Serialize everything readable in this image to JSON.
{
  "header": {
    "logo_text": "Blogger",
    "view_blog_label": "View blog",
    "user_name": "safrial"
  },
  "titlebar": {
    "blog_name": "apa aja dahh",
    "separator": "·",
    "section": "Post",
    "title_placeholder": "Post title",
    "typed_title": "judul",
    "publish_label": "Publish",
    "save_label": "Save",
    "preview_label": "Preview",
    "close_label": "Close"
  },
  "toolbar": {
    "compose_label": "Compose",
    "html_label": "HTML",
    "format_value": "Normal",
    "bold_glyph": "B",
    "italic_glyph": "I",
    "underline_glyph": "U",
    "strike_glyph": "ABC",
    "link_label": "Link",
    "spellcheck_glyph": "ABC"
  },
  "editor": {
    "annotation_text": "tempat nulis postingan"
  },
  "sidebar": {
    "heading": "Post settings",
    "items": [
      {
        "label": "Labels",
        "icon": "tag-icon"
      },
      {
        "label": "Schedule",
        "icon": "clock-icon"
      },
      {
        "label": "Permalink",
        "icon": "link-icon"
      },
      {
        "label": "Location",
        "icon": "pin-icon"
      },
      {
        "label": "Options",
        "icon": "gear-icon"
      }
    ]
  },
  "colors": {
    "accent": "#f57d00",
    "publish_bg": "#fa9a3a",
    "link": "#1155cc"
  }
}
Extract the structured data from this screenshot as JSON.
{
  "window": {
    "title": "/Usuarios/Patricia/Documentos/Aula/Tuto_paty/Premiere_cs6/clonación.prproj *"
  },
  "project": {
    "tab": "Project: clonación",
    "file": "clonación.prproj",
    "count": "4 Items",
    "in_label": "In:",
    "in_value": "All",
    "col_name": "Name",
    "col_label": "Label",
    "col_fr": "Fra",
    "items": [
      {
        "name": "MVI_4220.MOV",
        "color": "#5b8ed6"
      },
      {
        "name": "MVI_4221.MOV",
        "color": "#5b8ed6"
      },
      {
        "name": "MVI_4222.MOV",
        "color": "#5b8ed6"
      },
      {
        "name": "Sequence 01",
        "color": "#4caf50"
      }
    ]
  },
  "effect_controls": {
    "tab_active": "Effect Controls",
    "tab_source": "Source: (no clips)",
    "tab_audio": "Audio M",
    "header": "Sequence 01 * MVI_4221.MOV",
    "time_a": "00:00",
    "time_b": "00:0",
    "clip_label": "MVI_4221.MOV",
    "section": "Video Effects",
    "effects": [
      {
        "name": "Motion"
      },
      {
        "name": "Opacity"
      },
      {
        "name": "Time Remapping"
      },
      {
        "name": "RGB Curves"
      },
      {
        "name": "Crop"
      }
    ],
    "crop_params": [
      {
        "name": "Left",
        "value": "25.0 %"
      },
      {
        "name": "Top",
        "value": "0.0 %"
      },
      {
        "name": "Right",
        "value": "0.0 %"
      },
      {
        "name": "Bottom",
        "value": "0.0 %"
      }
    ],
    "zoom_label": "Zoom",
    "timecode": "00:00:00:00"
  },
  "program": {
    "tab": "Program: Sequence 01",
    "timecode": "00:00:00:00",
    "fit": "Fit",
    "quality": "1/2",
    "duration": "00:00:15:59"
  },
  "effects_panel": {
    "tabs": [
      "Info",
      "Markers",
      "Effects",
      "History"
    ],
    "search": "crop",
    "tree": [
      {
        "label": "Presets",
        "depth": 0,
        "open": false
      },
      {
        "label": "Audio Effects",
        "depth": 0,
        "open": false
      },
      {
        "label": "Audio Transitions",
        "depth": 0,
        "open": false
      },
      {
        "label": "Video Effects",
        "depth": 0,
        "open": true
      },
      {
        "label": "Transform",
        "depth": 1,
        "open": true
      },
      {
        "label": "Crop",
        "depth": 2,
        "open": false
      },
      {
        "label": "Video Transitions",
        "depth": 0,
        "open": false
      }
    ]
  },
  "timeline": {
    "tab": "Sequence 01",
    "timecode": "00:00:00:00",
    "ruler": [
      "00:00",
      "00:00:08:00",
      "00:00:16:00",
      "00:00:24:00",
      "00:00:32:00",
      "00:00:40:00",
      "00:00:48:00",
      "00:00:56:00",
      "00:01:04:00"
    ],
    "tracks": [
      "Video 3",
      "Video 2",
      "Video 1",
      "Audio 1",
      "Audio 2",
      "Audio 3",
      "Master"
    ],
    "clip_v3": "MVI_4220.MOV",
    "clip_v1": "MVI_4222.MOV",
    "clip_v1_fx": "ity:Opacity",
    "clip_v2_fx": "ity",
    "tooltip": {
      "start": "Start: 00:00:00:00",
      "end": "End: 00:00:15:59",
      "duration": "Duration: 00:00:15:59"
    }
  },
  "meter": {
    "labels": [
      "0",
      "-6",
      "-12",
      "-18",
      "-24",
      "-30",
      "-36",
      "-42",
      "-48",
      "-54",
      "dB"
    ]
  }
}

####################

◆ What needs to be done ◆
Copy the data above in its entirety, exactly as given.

◆ Reply to the exercise ◆
Serialize everything readable in this image to JSON.
{
  "header": {
    "logo_text": "Blogger",
    "view_blog_label": "View blog",
    "user_name": "safrial"
  },
  "titlebar": {
    "blog_name": "apa aja dahh",
    "separator": "·",
    "section": "Post",
    "title_placeholder": "Post title",
    "typed_title": "judul",
    "publish_label": "Publish",
    "save_label": "Save",
    "preview_label": "Preview",
    "close_label": "Close"
  },
  "toolbar": {
    "compose_label": "Compose",
    "html_label": "HTML",
    "format_value": "Normal",
    "bold_glyph": "B",
    "italic_glyph": "I",
    "underline_glyph": "U",
    "strike_glyph": "ABC",
    "link_label": "Link",
    "spellcheck_glyph": "ABC"
  },
  "editor": {
    "annotation_text": "tempat nulis postingan"
  },
  "sidebar": {
    "heading": "Post settings",
    "items": [
      {
        "label": "Labels",
        "icon": "tag-icon"
      },
      {
        "label": "Schedule",
        "icon": "clock-icon"
      },
      {
        "label": "Permalink",
        "icon": "link-icon"
      },
      {
        "label": "Location",
        "icon": "pin-icon"
      },
      {
        "label": "Options",
        "icon": "gear-icon"
      }
    ]
  },
  "colors": {
    "accent": "#f57d00",
    "publish_bg": "#fa9a3a",
    "link": "#1155cc"
  }
}
Extract the structured data from this screenshot as JSON.
{
  "window": {
    "title": "/Usuarios/Patricia/Documentos/Aula/Tuto_paty/Premiere_cs6/clonación.prproj *"
  },
  "project": {
    "tab": "Project: clonación",
    "file": "clonación.prproj",
    "count": "4 Items",
    "in_label": "In:",
    "in_value": "All",
    "col_name": "Name",
    "col_label": "Label",
    "col_fr": "Fra",
    "items": [
      {
        "name": "MVI_4220.MOV",
        "color": "#5b8ed6"
      },
      {
        "name": "MVI_4221.MOV",
        "color": "#5b8ed6"
      },
      {
        "name": "MVI_4222.MOV",
        "color": "#5b8ed6"
      },
      {
        "name": "Sequence 01",
        "color": "#4caf50"
      }
    ]
  },
  "effect_controls": {
    "tab_active": "Effect Controls",
    "tab_source": "Source: (no clips)",
    "tab_audio": "Audio M",
    "header": "Sequence 01 * MVI_4221.MOV",
    "time_a": "00:00",
    "time_b": "00:0",
    "clip_label": "MVI_4221.MOV",
    "section": "Video Effects",
    "effects": [
      {
        "name": "Motion"
      },
      {
        "name": "Opacity"
      },
      {
        "name": "Time Remapping"
      },
      {
        "name": "RGB Curves"
      },
      {
        "name": "Crop"
      }
    ],
    "crop_params": [
      {
        "name": "Left",
        "value": "25.0 %"
      },
      {
        "name": "Top",
        "value": "0.0 %"
      },
      {
        "name": "Right",
        "value": "0.0 %"
      },
      {
        "name": "Bottom",
        "value": "0.0 %"
      }
    ],
    "zoom_label": "Zoom",
    "timecode": "00:00:00:00"
  },
  "program": {
    "tab": "Program: Sequence 01",
    "timecode": "00:00:00:00",
    "fit": "Fit",
    "quality": "1/2",
    "duration": "00:00:15:59"
  },
  "effects_panel": {
    "tabs": [
      "Info",
      "Markers",
      "Effects",
      "History"
    ],
    "search": "crop",
    "tree": [
      {
        "label": "Presets",
        "depth": 0,
        "open": false
      },
      {
        "label": "Audio Effects",
        "depth": 0,
        "open": false
      },
      {
        "label": "Audio Transitions",
        "depth": 0,
        "open": false
      },
      {
        "label": "Video Effects",
        "depth": 0,
        "open": true
      },
      {
        "label": "Transform",
        "depth": 1,
        "open": true
      },
      {
        "label": "Crop",
        "depth": 2,
        "open": false
      },
      {
        "label": "Video Transitions",
        "depth": 0,
        "open": false
      }
    ]
  },
  "timeline": {
    "tab": "Sequence 01",
    "timecode": "00:00:00:00",
    "ruler": [
      "00:00",
      "00:00:08:00",
      "00:00:16:00",
      "00:00:24:00",
      "00:00:32:00",
      "00:00:40:00",
      "00:00:48:00",
      "00:00:56:00",
      "00:01:04:00"
    ],
    "tracks": [
      "Video 3",
      "Video 2",
      "Video 1",
      "Audio 1",
      "Audio 2",
      "Audio 3",
      "Master"
    ],
    "clip_v3": "MVI_4220.MOV",
    "clip_v1": "MVI_4222.MOV",
    "clip_v1_fx": "ity:Opacity",
    "clip_v2_fx": "ity",
    "tooltip": {
      "start": "Start: 00:00:00:00",
      "end": "End: 00:00:15:59",
      "duration": "Duration: 00:00:15:59"
    }
  },
  "meter": {
    "labels": [
      "0",
      "-6",
      "-12",
      "-18",
      "-24",
      "-30",
      "-36",
      "-42",
      "-48",
      "-54",
      "dB"
    ]
  }
}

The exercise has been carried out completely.